Older citizens are becoming an increasingly potent political voice. As a group, they are much more likely to vote. In the 2010 elections, some 61 percent of Americans age 65 and older voted compared to just 21 percent of those ages 18 to 24. In the 55 to 64 age bracket, 54 percent went to the polls compared to 37 percent of those 25-44 years old. In the 2012 presidential election, a Pew Research report revealed that 72% of what they referred to as the Silent/Greatest generation (ages 71+) and 69% of the Boomer generation voted. Only 46% of the millennial (ages 18 to 35) generation voted.
In the 2016 presidential election older white voters are more supportive of Donald Trump while younger voters support Mrs. Clinton. A Morning Consult poll showed that Mr. Trump had a 16 point lead over Hillary Clinton in the over age 65 voters group, while Mrs. Clinton held a 17 point advantage with voters under the age of 29.
Both Clinton and Trump are senior citizens
What is ironic in this year’s election is that both candidates are senior citizens who are eligible for Social Security and Medicare, but neither is doing much to appeal to the senior citizen vote.
A February poll found that a majority of senior voters feel neglected by the candidates. Indeed, 70% said that Clinton and Trump weren’t paying enough attention to their issues – a big gamble as seniors are a bloc that actually show up to vote.
— Fox News

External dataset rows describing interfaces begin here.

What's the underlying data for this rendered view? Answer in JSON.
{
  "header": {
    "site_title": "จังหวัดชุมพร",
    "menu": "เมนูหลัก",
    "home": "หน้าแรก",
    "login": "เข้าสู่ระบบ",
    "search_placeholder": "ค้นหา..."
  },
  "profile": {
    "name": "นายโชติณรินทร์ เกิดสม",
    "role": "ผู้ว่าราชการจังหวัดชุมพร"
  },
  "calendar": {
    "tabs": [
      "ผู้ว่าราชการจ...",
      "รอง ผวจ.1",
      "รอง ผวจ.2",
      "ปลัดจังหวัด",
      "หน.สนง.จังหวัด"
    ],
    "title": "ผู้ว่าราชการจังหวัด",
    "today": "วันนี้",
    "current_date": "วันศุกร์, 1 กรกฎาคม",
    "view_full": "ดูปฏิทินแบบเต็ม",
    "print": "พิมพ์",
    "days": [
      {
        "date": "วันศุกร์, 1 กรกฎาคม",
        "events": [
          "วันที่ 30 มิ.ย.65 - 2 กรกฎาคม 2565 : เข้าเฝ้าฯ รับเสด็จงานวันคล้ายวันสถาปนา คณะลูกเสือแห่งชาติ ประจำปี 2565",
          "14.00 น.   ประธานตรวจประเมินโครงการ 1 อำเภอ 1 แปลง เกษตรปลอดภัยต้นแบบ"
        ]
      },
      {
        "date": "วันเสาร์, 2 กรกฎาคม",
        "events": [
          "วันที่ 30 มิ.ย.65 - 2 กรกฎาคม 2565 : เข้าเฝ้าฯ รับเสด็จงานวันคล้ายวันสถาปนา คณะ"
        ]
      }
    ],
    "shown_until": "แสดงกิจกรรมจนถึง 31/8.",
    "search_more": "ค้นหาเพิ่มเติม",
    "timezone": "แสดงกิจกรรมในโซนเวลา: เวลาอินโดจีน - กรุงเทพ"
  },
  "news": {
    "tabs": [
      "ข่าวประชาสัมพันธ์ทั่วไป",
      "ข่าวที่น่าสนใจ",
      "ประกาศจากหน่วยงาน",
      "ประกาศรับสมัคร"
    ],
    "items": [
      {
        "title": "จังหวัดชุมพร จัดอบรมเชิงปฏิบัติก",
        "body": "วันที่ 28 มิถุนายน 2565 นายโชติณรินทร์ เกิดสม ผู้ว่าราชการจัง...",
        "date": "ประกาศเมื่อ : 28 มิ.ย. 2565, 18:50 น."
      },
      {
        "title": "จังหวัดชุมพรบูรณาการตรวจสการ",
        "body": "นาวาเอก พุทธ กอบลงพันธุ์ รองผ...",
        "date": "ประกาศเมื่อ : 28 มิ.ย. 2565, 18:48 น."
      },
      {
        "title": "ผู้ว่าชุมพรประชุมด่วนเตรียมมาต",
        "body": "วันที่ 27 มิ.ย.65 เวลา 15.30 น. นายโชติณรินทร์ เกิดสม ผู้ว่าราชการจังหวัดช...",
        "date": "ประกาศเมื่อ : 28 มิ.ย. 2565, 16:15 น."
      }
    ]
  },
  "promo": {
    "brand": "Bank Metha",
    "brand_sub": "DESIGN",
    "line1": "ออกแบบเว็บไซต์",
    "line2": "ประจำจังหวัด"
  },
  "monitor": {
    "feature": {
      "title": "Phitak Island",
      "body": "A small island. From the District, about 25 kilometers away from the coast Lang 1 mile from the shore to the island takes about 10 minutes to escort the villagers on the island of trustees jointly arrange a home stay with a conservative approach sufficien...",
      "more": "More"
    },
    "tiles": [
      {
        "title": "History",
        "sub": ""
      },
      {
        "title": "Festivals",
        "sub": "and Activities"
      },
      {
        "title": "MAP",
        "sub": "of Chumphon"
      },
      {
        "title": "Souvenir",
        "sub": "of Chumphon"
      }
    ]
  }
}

Nearly 90% of the population over 65 receives Social Security benefits, while over half rely on Social Security as their primary source of income. At the same time, the number of younger workers contributing into the system is declining. At some point, a change in the taxing system is going to be required to keep Social Security solvent, but the issue is rarely raised.